BEGIN RECORDS TO PROCESS

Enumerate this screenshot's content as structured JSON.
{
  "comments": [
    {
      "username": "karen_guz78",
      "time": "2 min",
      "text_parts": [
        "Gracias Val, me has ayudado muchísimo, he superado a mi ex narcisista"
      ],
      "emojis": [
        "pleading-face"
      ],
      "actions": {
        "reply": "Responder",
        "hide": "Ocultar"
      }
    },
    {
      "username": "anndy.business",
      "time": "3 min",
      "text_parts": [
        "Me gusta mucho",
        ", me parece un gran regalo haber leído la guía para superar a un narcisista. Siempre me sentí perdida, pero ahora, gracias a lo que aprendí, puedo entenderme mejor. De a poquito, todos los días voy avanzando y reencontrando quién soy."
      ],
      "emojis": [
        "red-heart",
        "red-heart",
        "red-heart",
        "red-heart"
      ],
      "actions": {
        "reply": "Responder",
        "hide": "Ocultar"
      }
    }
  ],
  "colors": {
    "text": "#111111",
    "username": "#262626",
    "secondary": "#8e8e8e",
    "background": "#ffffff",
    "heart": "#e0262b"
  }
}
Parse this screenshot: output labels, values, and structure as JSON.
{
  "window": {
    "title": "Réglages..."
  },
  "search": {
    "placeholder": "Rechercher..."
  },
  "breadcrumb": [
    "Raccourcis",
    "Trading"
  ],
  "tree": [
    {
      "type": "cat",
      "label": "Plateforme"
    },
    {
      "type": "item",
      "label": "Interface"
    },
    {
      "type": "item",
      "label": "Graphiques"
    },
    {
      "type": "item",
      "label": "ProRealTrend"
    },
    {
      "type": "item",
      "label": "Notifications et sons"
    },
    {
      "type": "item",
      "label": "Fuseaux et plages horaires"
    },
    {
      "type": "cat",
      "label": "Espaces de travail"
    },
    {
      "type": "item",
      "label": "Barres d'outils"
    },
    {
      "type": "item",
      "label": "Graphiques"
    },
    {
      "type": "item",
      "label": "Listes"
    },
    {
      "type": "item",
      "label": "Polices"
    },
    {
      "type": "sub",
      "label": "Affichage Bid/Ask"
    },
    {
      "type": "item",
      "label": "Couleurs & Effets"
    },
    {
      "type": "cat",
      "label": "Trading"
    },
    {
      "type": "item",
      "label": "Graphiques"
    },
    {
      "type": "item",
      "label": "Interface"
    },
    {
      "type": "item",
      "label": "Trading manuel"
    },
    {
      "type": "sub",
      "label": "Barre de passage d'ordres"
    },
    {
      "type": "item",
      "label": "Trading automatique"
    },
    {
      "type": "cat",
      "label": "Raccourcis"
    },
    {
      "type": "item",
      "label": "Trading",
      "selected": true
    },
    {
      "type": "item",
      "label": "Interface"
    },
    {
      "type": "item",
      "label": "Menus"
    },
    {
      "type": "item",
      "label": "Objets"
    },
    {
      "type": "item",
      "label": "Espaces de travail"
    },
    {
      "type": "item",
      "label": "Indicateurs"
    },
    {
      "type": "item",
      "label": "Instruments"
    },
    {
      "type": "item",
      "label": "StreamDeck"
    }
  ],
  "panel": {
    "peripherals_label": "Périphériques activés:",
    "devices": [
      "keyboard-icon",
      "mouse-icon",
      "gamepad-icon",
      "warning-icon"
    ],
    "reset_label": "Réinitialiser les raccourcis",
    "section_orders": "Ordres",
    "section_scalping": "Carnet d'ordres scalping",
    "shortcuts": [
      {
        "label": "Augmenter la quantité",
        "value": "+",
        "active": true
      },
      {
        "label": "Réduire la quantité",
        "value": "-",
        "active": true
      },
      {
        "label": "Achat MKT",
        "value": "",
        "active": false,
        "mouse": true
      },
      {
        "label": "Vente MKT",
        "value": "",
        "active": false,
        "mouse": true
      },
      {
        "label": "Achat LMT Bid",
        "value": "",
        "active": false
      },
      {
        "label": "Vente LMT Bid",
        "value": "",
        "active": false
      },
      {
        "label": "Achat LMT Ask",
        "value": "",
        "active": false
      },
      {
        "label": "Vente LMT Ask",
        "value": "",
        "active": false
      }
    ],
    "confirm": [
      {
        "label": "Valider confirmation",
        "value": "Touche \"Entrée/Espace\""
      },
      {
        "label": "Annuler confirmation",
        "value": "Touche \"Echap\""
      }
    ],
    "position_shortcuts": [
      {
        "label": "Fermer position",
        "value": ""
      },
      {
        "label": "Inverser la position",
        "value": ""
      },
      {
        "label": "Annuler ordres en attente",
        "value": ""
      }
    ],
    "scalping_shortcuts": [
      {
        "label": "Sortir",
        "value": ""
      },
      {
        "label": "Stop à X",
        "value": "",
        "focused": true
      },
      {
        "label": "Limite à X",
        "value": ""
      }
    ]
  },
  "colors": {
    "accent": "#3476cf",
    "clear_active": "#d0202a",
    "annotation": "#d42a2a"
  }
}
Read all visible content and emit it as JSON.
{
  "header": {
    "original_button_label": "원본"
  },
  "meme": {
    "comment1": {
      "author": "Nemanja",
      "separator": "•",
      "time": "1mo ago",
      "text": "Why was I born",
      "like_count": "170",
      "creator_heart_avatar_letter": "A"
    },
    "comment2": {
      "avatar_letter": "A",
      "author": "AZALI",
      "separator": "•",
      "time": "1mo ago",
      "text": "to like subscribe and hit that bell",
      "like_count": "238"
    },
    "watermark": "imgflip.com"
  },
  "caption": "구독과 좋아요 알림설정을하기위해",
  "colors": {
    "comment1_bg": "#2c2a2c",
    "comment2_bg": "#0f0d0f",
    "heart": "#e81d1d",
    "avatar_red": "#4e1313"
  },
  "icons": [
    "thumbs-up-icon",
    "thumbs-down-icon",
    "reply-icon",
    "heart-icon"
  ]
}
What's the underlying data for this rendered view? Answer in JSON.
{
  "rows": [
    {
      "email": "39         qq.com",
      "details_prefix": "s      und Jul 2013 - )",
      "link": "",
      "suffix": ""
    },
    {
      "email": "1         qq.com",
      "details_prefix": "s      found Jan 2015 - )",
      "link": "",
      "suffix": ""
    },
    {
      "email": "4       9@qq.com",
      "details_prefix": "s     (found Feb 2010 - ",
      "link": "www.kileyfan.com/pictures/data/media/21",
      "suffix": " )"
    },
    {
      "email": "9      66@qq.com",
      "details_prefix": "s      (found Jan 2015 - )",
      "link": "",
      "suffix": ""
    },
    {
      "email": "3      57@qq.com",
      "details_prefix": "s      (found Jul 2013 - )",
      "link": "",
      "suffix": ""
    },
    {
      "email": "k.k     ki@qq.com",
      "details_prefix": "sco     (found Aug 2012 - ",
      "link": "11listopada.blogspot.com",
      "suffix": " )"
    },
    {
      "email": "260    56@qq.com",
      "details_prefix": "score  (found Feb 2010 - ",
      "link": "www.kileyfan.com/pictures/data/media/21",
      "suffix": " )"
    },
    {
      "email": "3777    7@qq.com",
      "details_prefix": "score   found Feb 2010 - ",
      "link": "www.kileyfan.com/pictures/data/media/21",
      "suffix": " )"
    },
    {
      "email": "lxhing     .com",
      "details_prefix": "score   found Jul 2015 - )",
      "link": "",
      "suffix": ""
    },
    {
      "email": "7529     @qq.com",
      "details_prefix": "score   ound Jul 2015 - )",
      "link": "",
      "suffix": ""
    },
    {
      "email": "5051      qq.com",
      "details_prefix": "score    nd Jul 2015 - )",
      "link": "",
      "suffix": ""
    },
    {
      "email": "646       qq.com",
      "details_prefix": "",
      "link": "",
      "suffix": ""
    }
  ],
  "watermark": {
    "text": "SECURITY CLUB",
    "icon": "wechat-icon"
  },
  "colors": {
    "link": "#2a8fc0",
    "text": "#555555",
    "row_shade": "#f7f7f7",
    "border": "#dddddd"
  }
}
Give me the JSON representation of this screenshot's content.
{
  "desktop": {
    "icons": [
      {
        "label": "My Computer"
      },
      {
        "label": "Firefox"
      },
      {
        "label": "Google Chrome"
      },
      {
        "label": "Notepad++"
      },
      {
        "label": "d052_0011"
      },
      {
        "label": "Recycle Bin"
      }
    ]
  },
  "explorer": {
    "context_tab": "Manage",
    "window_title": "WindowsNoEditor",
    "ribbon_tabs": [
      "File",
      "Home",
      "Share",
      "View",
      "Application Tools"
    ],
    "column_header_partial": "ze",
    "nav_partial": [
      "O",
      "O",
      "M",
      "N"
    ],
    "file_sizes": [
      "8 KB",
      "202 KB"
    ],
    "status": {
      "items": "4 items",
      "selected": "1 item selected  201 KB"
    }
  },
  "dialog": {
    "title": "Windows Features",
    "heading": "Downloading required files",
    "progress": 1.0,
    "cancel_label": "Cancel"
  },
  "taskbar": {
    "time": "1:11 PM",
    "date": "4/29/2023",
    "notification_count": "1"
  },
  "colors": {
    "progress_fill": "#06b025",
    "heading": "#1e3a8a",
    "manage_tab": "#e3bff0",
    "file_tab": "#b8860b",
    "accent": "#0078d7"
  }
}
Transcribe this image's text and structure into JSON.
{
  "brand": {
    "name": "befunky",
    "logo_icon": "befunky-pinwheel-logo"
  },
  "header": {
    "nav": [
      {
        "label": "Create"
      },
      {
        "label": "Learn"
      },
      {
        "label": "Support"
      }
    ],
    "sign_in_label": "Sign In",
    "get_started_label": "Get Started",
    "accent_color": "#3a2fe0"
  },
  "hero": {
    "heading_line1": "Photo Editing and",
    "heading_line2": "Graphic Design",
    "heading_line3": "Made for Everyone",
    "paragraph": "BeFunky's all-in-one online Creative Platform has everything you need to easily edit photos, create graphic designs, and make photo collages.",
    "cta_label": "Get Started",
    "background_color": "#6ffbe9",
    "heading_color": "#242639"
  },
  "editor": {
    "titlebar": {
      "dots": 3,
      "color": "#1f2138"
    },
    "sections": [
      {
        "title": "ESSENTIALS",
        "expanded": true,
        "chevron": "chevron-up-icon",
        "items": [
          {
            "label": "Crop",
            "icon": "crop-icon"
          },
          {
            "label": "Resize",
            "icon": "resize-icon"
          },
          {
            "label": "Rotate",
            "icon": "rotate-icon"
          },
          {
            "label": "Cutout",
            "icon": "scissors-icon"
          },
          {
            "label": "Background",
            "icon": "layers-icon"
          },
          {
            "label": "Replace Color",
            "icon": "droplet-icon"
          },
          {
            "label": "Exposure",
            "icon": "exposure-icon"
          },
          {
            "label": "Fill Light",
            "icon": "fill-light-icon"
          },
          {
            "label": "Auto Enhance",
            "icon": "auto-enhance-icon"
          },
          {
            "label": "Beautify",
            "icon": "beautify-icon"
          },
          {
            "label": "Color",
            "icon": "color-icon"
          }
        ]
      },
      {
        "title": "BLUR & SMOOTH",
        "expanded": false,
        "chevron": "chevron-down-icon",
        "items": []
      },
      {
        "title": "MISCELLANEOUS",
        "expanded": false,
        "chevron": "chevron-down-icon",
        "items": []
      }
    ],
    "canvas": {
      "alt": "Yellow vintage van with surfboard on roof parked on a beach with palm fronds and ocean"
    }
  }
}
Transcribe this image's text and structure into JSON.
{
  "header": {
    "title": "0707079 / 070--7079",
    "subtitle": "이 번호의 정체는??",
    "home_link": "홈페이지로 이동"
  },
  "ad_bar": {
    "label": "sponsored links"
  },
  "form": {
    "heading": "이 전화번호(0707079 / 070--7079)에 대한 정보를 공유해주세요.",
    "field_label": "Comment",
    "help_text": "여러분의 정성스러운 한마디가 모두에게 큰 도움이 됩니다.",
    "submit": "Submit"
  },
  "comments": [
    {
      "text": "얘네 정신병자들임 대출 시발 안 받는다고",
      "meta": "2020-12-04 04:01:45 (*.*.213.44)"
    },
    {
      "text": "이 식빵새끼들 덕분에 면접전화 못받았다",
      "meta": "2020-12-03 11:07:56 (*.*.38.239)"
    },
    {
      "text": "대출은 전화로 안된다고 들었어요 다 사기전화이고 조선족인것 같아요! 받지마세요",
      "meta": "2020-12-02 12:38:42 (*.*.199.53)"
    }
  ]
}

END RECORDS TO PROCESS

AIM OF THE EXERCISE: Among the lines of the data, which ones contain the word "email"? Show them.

ANSWER:
      "email": "39         qq.com",
      "email": "1         qq.com",
      "email": "4       9@qq.com",
      "email": "9      66@qq.com",
      "email": "3      57@qq.com",
      "email": "k.k     ki@qq.com",
      "email": "260    56@qq.com",
      "email": "3777    7@qq.com",
      "email": "lxhing     .com",
      "email": "7529     @qq.com",
      "email": "5051      qq.com",
      "email": "646       qq.com",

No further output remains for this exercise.